Chapter # 11 Paragraph # 5 Study # 7
October 20, 2009
Lincolnton, N.C.

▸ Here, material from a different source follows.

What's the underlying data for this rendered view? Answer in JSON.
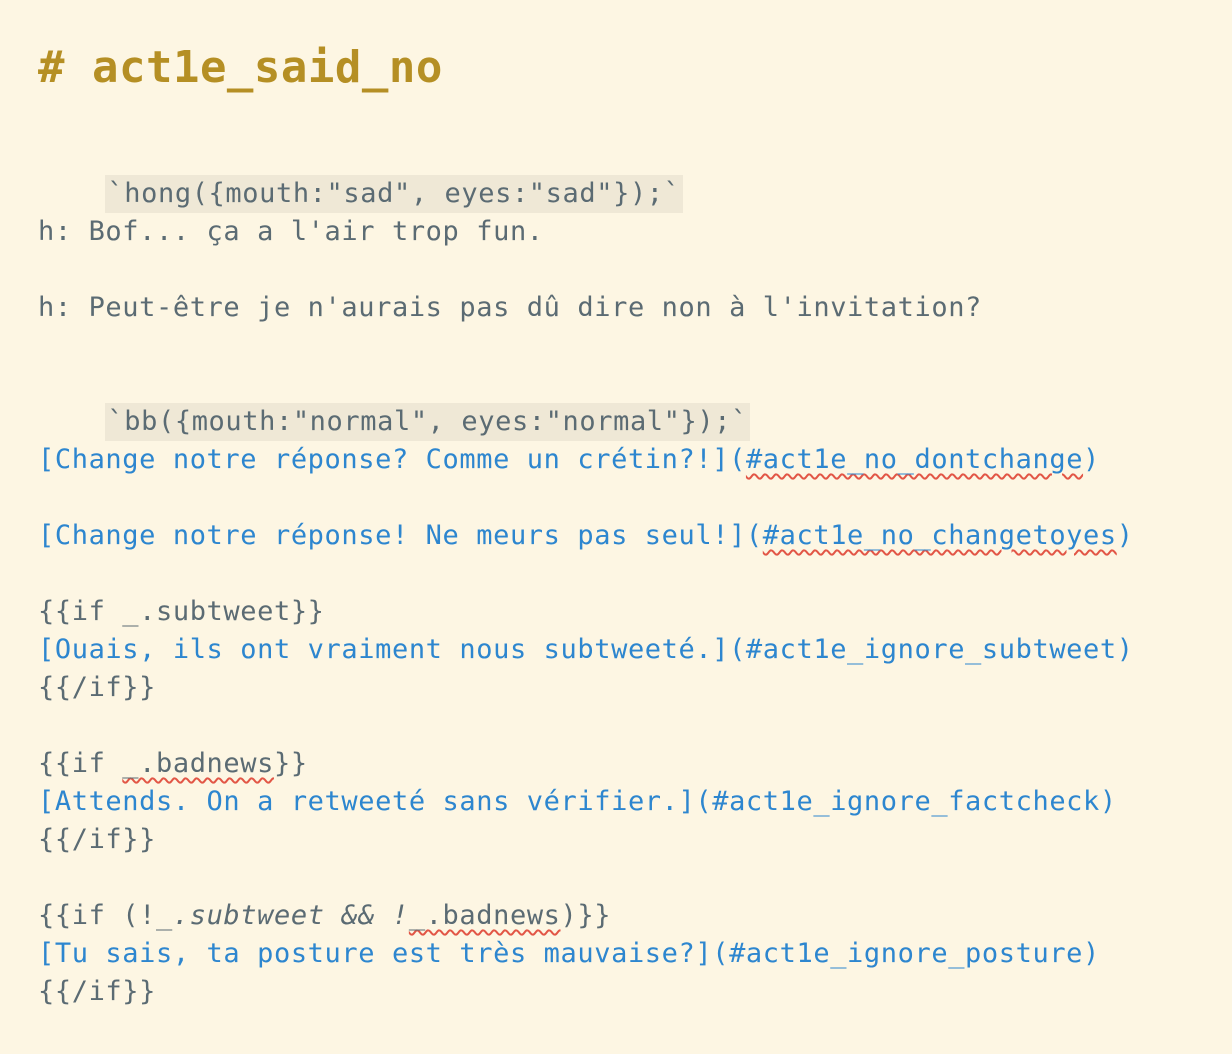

<538> Thesis: The problem of "highmindedness" is no small matter. Introduction: As we have been working our way through Paul's presentation of the difficulties of life by faith, I have been impressed with how focused he seemed to be on the "problem" of people thinking too highly of themselves. In our current context, he demanded of his Gentile readers that they "boast not against" the Jews who had so obviously missed the boat "T"heologically (11:18). Then, within two verses, he turned right around and wrote as though his readers "skipped" that demand. He insisted in 11:20 that his readers "be not highminded". Then, in just five verses further on, he pointedly declared that if his readers were "ignorant" of what he was writing to them, they would be "wise in their own conceits" (11:25), not as a "possible" problem, but as an almost inevitable one. Clearly Paul felt like "being smug" is a constant temptation. So, how did he handle it? Interestingly, he handled it by pushing the "insecurity" envelope. There is something here we need to try to understand. So, this evening we are going to look into this approach by the apostle.